-- Dataset entries --
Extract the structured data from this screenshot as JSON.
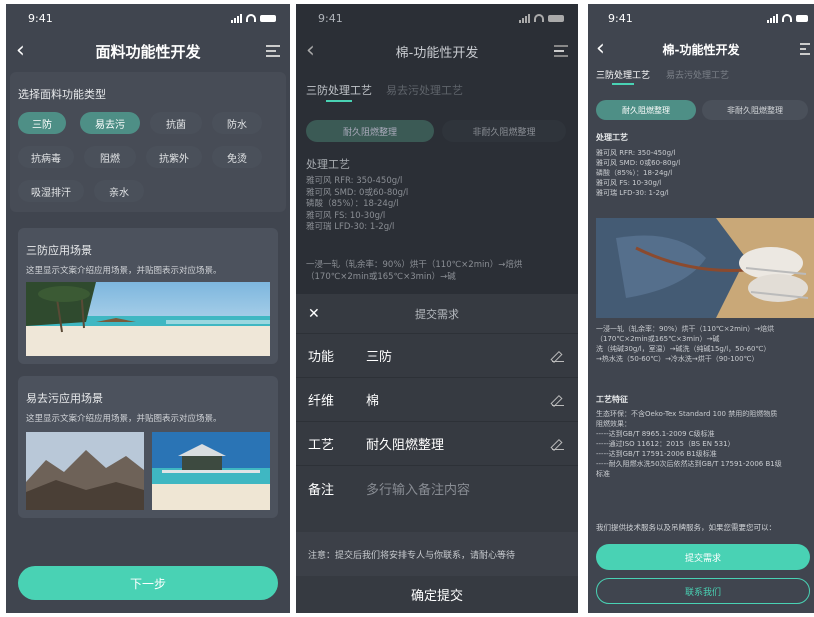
{
  "status": {
    "time": "9:41"
  },
  "screen1": {
    "title": "面料功能性开发",
    "section_label": "选择面料功能类型",
    "chips": [
      {
        "label": "三防",
        "selected": true
      },
      {
        "label": "易去污",
        "selected": true
      },
      {
        "label": "抗菌",
        "selected": false
      },
      {
        "label": "防水",
        "selected": false
      },
      {
        "label": "抗病毒",
        "selected": false
      },
      {
        "label": "阻燃",
        "selected": false
      },
      {
        "label": "抗紫外",
        "selected": false
      },
      {
        "label": "免烫",
        "selected": false
      },
      {
        "label": "吸湿排汗",
        "selected": false
      },
      {
        "label": "亲水",
        "selected": false
      }
    ],
    "card1": {
      "title": "三防应用场景",
      "desc": "这里显示文案介绍应用场景，并贴图表示对应场景。"
    },
    "card2": {
      "title": "易去污应用场景",
      "desc": "这里显示文案介绍应用场景，并贴图表示对应场景。"
    },
    "next_button": "下一步"
  },
  "screen2": {
    "title": "棉-功能性开发",
    "tabs": [
      "三防处理工艺",
      "易去污处理工艺"
    ],
    "segments": [
      "耐久阻燃整理",
      "非耐久阻燃整理"
    ],
    "process_title": "处理工艺",
    "process_text": "雅可风 RFR: 350-450g/l\n雅可风 SMD: 0或60-80g/l\n磷酸（85%）：18-24g/l\n雅可风 FS: 10-30g/l\n雅可瑞 LFD-30: 1-2g/l",
    "flow_text": "一浸一轧（轧余率：90%）烘干（110℃×2min）→焙烘\n（170℃×2min或165℃×3min）→碱",
    "sheet": {
      "title": "提交需求",
      "close": "✕",
      "rows": [
        {
          "label": "功能",
          "value": "三防",
          "placeholder": false
        },
        {
          "label": "纤维",
          "value": "棉",
          "placeholder": false
        },
        {
          "label": "工艺",
          "value": "耐久阻燃整理",
          "placeholder": false
        },
        {
          "label": "备注",
          "value": "多行输入备注内容",
          "placeholder": true
        }
      ],
      "notice": "注意：提交后我们将安排专人与你联系，请耐心等待",
      "confirm": "确定提交"
    }
  },
  "screen3": {
    "title": "棉-功能性开发",
    "tabs": [
      "三防处理工艺",
      "易去污处理工艺"
    ],
    "segments": [
      "耐久阻燃整理",
      "非耐久阻燃整理"
    ],
    "process_title": "处理工艺",
    "process_text": "雅可风 RFR: 350-450g/l\n雅可风 SMD: 0或60-80g/l\n磷酸（85%）：18-24g/l\n雅可风 FS: 10-30g/l\n雅可瑞 LFD-30: 1-2g/l",
    "flow_text": "一浸一轧（轧余率：90%）烘干（110℃×2min）→焙烘\n（170℃×2min或165℃×3min）→碱\n洗（纯碱30g/l，室温）→碱洗（纯碱15g/l，50-60℃）\n→热水洗（50-60℃）→冷水洗→烘干（90-100℃）",
    "feature_title": "工艺特征",
    "feature_text": "生态环保：不含Oeko-Tex Standard 100 禁用的阻燃物质\n阻燃效果：\n-----达到GB/T 8965.1-2009 C级标准\n-----通过ISO 11612：2015（BS EN 531）\n-----达到GB/T 17591-2006 B1级标准\n-----耐久阻燃水洗50次后依然达到GB/T 17591-2006 B1级\n标准",
    "service_text": "我们提供技术服务以及吊牌服务，如果您需要您可以：",
    "submit_button": "提交需求",
    "contact_button": "联系我们"
  }
}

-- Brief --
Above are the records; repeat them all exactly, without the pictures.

-- Task result --
Extract the structured data from this screenshot as JSON.
{
  "status": {
    "time": "9:41"
  },
  "screen1": {
    "title": "面料功能性开发",
    "section_label": "选择面料功能类型",
    "chips": [
      {
        "label": "三防",
        "selected": true
      },
      {
        "label": "易去污",
        "selected": true
      },
      {
        "label": "抗菌",
        "selected": false
      },
      {
        "label": "防水",
        "selected": false
      },
      {
        "label": "抗病毒",
        "selected": false
      },
      {
        "label": "阻燃",
        "selected": false
      },
      {
        "label": "抗紫外",
        "selected": false
      },
      {
        "label": "免烫",
        "selected": false
      },
      {
        "label": "吸湿排汗",
        "selected": false
      },
      {
        "label": "亲水",
        "selected": false
      }
    ],
    "card1": {
      "title": "三防应用场景",
      "desc": "这里显示文案介绍应用场景，并贴图表示对应场景。"
    },
    "card2": {
      "title": "易去污应用场景",
      "desc": "这里显示文案介绍应用场景，并贴图表示对应场景。"
    },
    "next_button": "下一步"
  },
  "screen2": {
    "title": "棉-功能性开发",
    "tabs": [
      "三防处理工艺",
      "易去污处理工艺"
    ],
    "segments": [
      "耐久阻燃整理",
      "非耐久阻燃整理"
    ],
    "process_title": "处理工艺",
    "process_text": "雅可风 RFR: 350-450g/l\n雅可风 SMD: 0或60-80g/l\n磷酸（85%）：18-24g/l\n雅可风 FS: 10-30g/l\n雅可瑞 LFD-30: 1-2g/l",
    "flow_text": "一浸一轧（轧余率：90%）烘干（110℃×2min）→焙烘\n（170℃×2min或165℃×3min）→碱",
    "sheet": {
      "title": "提交需求",
      "close": "✕",
      "rows": [
        {
          "label": "功能",
          "value": "三防",
          "placeholder": false
        },
        {
          "label": "纤维",
          "value": "棉",
          "placeholder": false
        },
        {
          "label": "工艺",
          "value": "耐久阻燃整理",
          "placeholder": false
        },
        {
          "label": "备注",
          "value": "多行输入备注内容",
          "placeholder": true
        }
      ],
      "notice": "注意：提交后我们将安排专人与你联系，请耐心等待",
      "confirm": "确定提交"
    }
  },
  "screen3": {
    "title": "棉-功能性开发",
    "tabs": [
      "三防处理工艺",
      "易去污处理工艺"
    ],
    "segments": [
      "耐久阻燃整理",
      "非耐久阻燃整理"
    ],
    "process_title": "处理工艺",
    "process_text": "雅可风 RFR: 350-450g/l\n雅可风 SMD: 0或60-80g/l\n磷酸（85%）：18-24g/l\n雅可风 FS: 10-30g/l\n雅可瑞 LFD-30: 1-2g/l",
    "flow_text": "一浸一轧（轧余率：90%）烘干（110℃×2min）→焙烘\n（170℃×2min或165℃×3min）→碱\n洗（纯碱30g/l，室温）→碱洗（纯碱15g/l，50-60℃）\n→热水洗（50-60℃）→冷水洗→烘干（90-100℃）",
    "feature_title": "工艺特征",
    "feature_text": "生态环保：不含Oeko-Tex Standard 100 禁用的阻燃物质\n阻燃效果：\n-----达到GB/T 8965.1-2009 C级标准\n-----通过ISO 11612：2015（BS EN 531）\n-----达到GB/T 17591-2006 B1级标准\n-----耐久阻燃水洗50次后依然达到GB/T 17591-2006 B1级\n标准",
    "service_text": "我们提供技术服务以及吊牌服务，如果您需要您可以：",
    "submit_button": "提交需求",
    "contact_button": "联系我们"
  }
}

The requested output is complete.